Most of you know our story. Founders Mercedita and Teresa reached the top of their respective careers only to realize they wanted something more. They decided to build a new type of agency dedicated to driving positive impact and forging strong connections. This purpose—to improve the lives of others, build communities up, and elevate the voices of those who have been underrepresented—has informed every business decision since day one.

Determining your purpose as a business and making it the filter through which you determine the work you’re going to do, the people you’re going to hire, and the companies you’re going to choose to support your own, is like finding the north star. When everything around you is spinning, you can look to it for direction.

Several of the companies we admire most also center their business around purpose. And it looks different for each of them. Inspira Marketing donates a portion of annual revenue and time to help find a cure for pediatric cancer. BETAH focuses on projects that address issues of social equity. Pyxis Partners work at the intersection of policy, advocacy, and engagement to tackle problems others can’t or won’t solve.

7. Put People First

We’ve learned a lot when it comes to people management. And the most important lesson is this: Put people first. Your team is the lifeblood of your business. Their engagement and enthusiasm will determine your business success.

Invest in them and they will invest in you. Pre-pandemic, nearly half our team worked in the field. The abrupt halt to live events then forced a decision: Do we let folks go or help them find success in another role within the company? We chose the latter and provided training to ease the transition. And they, in turn, helped us establish a new area of expertise.

Give your colleagues opportunities to expand their knowledge and skills. Within our client services team, employees move into new roles as our business portfolio grows and changes. By diversifying their responsibilities, keeping work fresh, and creating new avenues for collaboration, we have enhanced knowledge sharing across teams, improved employee relationships, and extended our average tenure.

Being a business owner brings new meaning to the adage, “Good people are hard to find.” The truth is we’ve found a lot of good people.

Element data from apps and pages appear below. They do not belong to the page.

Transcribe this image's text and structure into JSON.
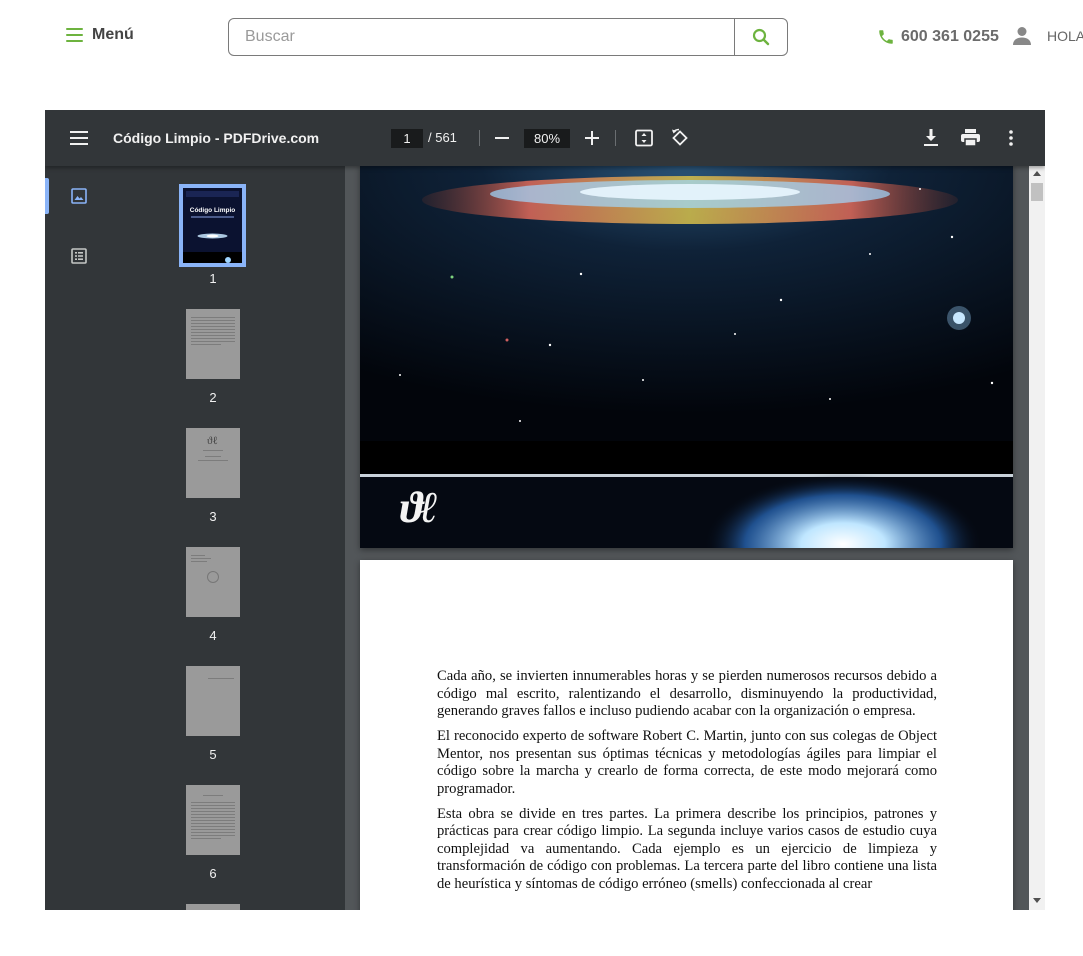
{
  "header": {
    "menu_label": "Menú",
    "search_placeholder": "Buscar",
    "phone": "600 361 0255",
    "user_label": "HOLA"
  },
  "viewer": {
    "title": "Código Limpio - PDFDrive.com",
    "current_page": "1",
    "total_pages": "/ 561",
    "zoom": "80%",
    "thumbnails": [
      {
        "label": "1"
      },
      {
        "label": "2"
      },
      {
        "label": "3"
      },
      {
        "label": "4"
      },
      {
        "label": "5"
      },
      {
        "label": "6"
      }
    ],
    "cover": {
      "title": "Código Limpio",
      "publisher_logo_text": "ϑℓ"
    },
    "page_text": [
      "Cada año, se invierten innumerables horas y se pierden numerosos recursos debido a código mal escrito, ralentizando el desarrollo, disminuyendo la productividad, generando graves fallos e incluso pudiendo acabar con la organización o empresa.",
      "El reconocido experto de software Robert C. Martin, junto con sus colegas de Object Mentor, nos presentan sus óptimas técnicas y metodologías ágiles para limpiar el código sobre la marcha y crearlo de forma correcta, de este modo mejorará como programador.",
      "Esta obra se divide en tres partes. La primera describe los principios, patrones y prácticas para crear código limpio. La segunda incluye varios casos de estudio cuya complejidad va aumentando. Cada ejemplo es un ejercicio de limpieza y transformación de código con problemas. La tercera parte del libro contiene una lista de heurística y síntomas de código erróneo (smells) confeccionada al crear"
    ]
  },
  "colors": {
    "brand_green": "#6db33f",
    "toolbar_bg": "#323639",
    "viewer_bg": "#525659",
    "thumb_selected": "#8ab4f8"
  },
  "icons": [
    "menu-icon",
    "search-icon",
    "phone-icon",
    "user-icon",
    "hamburger-icon",
    "zoom-out-icon",
    "zoom-in-icon",
    "fit-page-icon",
    "rotate-icon",
    "download-icon",
    "print-icon",
    "more-vert-icon",
    "thumbnail-view-icon",
    "outline-view-icon"
  ]
}
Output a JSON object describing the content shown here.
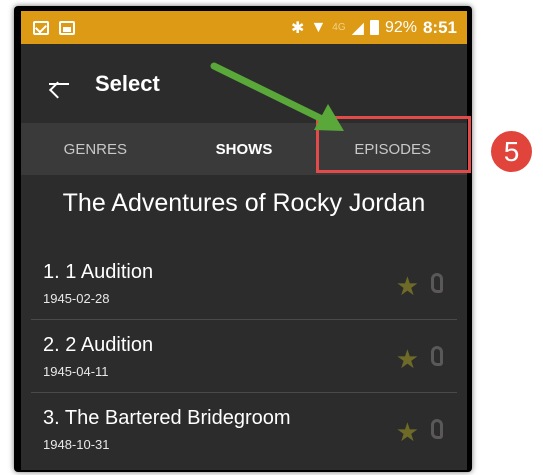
{
  "statusbar": {
    "network": "4G",
    "battery": "92%",
    "time": "8:51",
    "bluetooth_icon": "bluetooth-icon",
    "wifi_icon": "wifi-icon",
    "color": "#dd9a14"
  },
  "appbar": {
    "title": "Select"
  },
  "tabs": [
    {
      "label": "GENRES"
    },
    {
      "label": "SHOWS"
    },
    {
      "label": "EPISODES"
    }
  ],
  "show_title": "The Adventures of Rocky Jordan",
  "episodes": [
    {
      "title": "1. 1 Audition",
      "date": "1945-02-28"
    },
    {
      "title": "2. 2 Audition",
      "date": "1945-04-11"
    },
    {
      "title": "3. The Bartered Bridegroom",
      "date": "1948-10-31"
    }
  ],
  "annotation": {
    "step_number": "5",
    "highlight_color": "#e34a4a",
    "arrow_color": "#5aa83a"
  }
}
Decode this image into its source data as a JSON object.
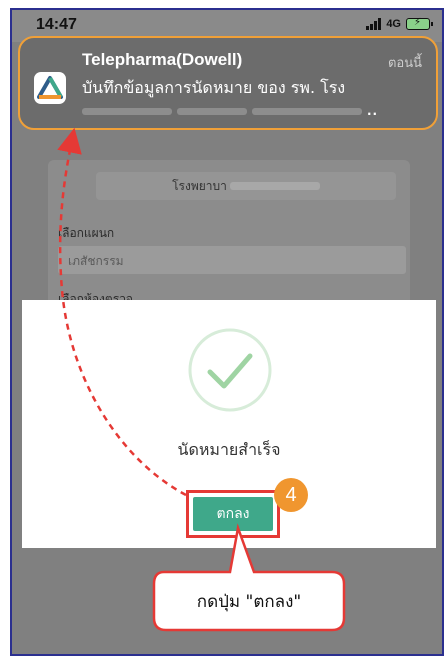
{
  "status_bar": {
    "time": "14:47",
    "network": "4G"
  },
  "notification": {
    "app_name": "Telepharma(Dowell)",
    "time": "ตอนนี้",
    "body": "บันทึกข้อมูลการนัดหมาย ของ รพ. โรง",
    "ellipsis": ".."
  },
  "background_form": {
    "hospital_label": "โรงพยาบา",
    "department_label": "เลือกแผนก",
    "department_value": "เภสัชกรรม",
    "room_label": "เลือกห้องตรวจ"
  },
  "dialog": {
    "message": "นัดหมายสำเร็จ",
    "ok_label": "ตกลง"
  },
  "annotation": {
    "step_number": "4",
    "callout_text": "กดปุ่ม \"ตกลง\"",
    "arrow_color": "#e53935",
    "highlight_color": "#f0a038"
  },
  "colors": {
    "ok_button": "#3fa88a",
    "check_mark": "#9fd4a3",
    "badge": "#f0962f"
  }
}
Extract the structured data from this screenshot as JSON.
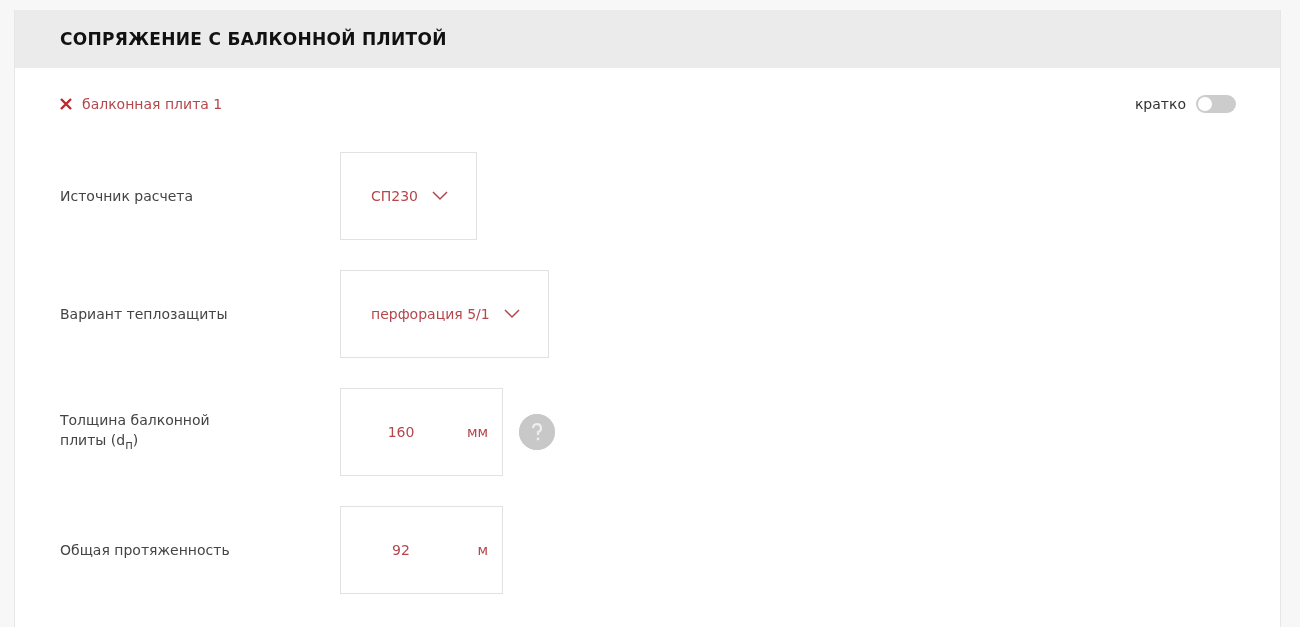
{
  "section": {
    "title": "СОПРЯЖЕНИЕ С БАЛКОННОЙ ПЛИТОЙ"
  },
  "item": {
    "label": "балконная плита 1"
  },
  "toggle": {
    "label": "кратко",
    "on": false
  },
  "fields": [
    {
      "kind": "select",
      "label": "Источник расчета",
      "value": "СП230"
    },
    {
      "kind": "select",
      "label": "Вариант теплозащиты",
      "value": "перфорация 5/1"
    },
    {
      "kind": "input",
      "label": "Толщина балконной плиты (d$_{п}$)",
      "value": "160",
      "unit": "мм",
      "help": true
    },
    {
      "kind": "input",
      "label": "Общая протяженность",
      "value": "92",
      "unit": "м",
      "help": false
    }
  ]
}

Often the real challenge is finding the right person for the right role at the right time. Sometimes things just don’t work out. But when someone has a positive attitude and an appetite for learning, there is no better investment.

8. Be the Change

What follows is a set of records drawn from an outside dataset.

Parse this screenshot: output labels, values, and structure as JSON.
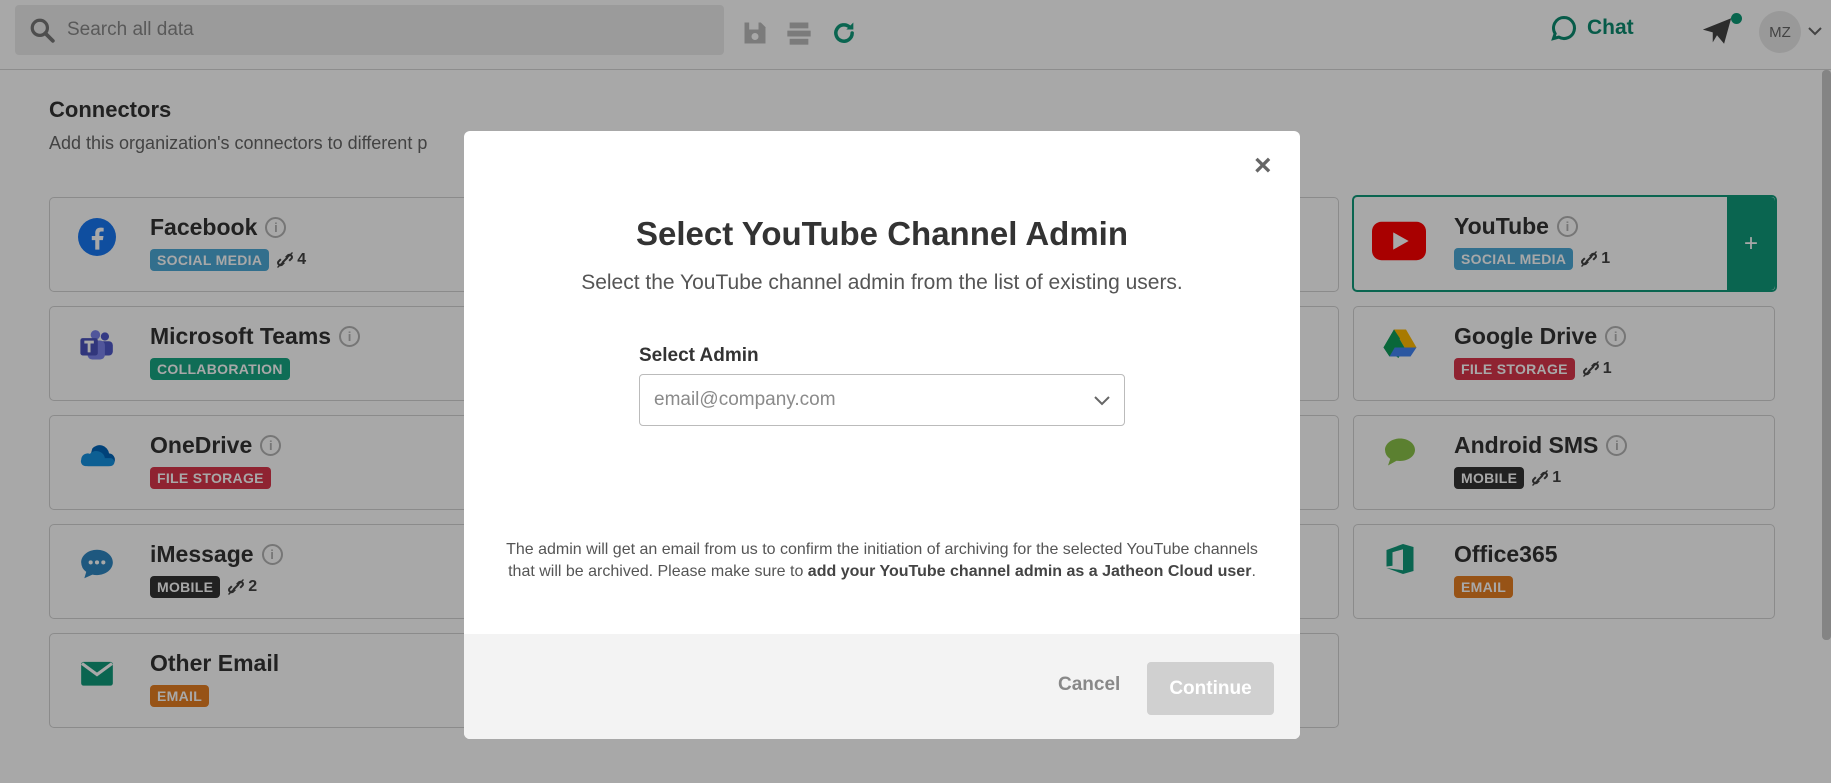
{
  "topbar": {
    "search_placeholder": "Search all data",
    "chat_label": "Chat",
    "avatar_initials": "MZ"
  },
  "page": {
    "title": "Connectors",
    "subtitle": "Add this organization's connectors to different p"
  },
  "connectors": [
    {
      "name": "Facebook",
      "category": "SOCIAL MEDIA",
      "count": "4"
    },
    {
      "name": "Microsoft Teams",
      "category": "COLLABORATION",
      "count": ""
    },
    {
      "name": "OneDrive",
      "category": "FILE STORAGE",
      "count": ""
    },
    {
      "name": "iMessage",
      "category": "MOBILE",
      "count": "2"
    },
    {
      "name": "Other Email",
      "category": "EMAIL",
      "count": ""
    },
    {
      "name": "YouTube",
      "category": "SOCIAL MEDIA",
      "count": "1"
    },
    {
      "name": "Google Drive",
      "category": "FILE STORAGE",
      "count": "1"
    },
    {
      "name": "Android SMS",
      "category": "MOBILE",
      "count": "1"
    },
    {
      "name": "Office365",
      "category": "EMAIL",
      "count": ""
    }
  ],
  "add_button_label": "+",
  "modal": {
    "close_label": "×",
    "title": "Select YouTube Channel Admin",
    "subtitle": "Select the YouTube channel admin from the list of existing users.",
    "field_label": "Select Admin",
    "field_placeholder": "email@company.com",
    "note_plain": "The admin will get an email from us to confirm the initiation of archiving for the selected YouTube channels that will be archived. Please make sure to ",
    "note_bold": "add your YouTube channel admin as a Jatheon Cloud user",
    "note_end": ".",
    "cancel_label": "Cancel",
    "continue_label": "Continue"
  },
  "colors": {
    "accent": "#10997a",
    "social": "#4da9d6",
    "collaboration": "#17a683",
    "file_storage": "#d9364b",
    "mobile": "#333333",
    "email": "#e67e22"
  }
}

While attending the NMSDC Conference and Exchange last fall, our CEO, Mercedita, was struck when the former mayor of New Orleans, Marc Morial, asked: “Do you have a mindset of scarcity or a mindset of abundance?” What he meant was do you get bogged down in all the reasons you can’t? Or do you think about all the reasons you can?

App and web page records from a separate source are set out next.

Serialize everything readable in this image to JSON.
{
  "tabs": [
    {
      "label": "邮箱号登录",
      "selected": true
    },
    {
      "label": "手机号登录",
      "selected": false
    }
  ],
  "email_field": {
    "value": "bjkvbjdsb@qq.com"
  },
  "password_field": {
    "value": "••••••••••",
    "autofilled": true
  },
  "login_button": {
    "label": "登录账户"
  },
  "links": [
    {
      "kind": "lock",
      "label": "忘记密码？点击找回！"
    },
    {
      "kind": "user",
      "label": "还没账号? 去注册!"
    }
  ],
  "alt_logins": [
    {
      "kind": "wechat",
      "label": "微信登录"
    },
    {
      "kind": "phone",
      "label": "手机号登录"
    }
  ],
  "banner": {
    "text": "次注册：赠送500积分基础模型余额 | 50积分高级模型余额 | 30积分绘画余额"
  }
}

He offered that when he gets stuck, he thinks about what Harriet Tubman faced—crossing swampland in the dark, no flashlight, no GPS, no phone, often no food. Yet, she persevered and made that crossing over and over, saving hundreds of people. When facing a ‘no’ from the bank or a potential client or a prospective employee, he challenged those in attendance to channel our resolve and find another way.

As small businesses, it can be exhausting jumping through hoops just to do what we’re great at. But when the going gets tough, remember this: We can be the change we want to see. When we do exceptional work, we demonstrate that success doesn’t depend on having a big agency or big corporate partner. When we team up, we elevate each other into growth and opportunity. And when we live our purpose, we change the world as we know it.

Watch the video below and celebrate eight years with us!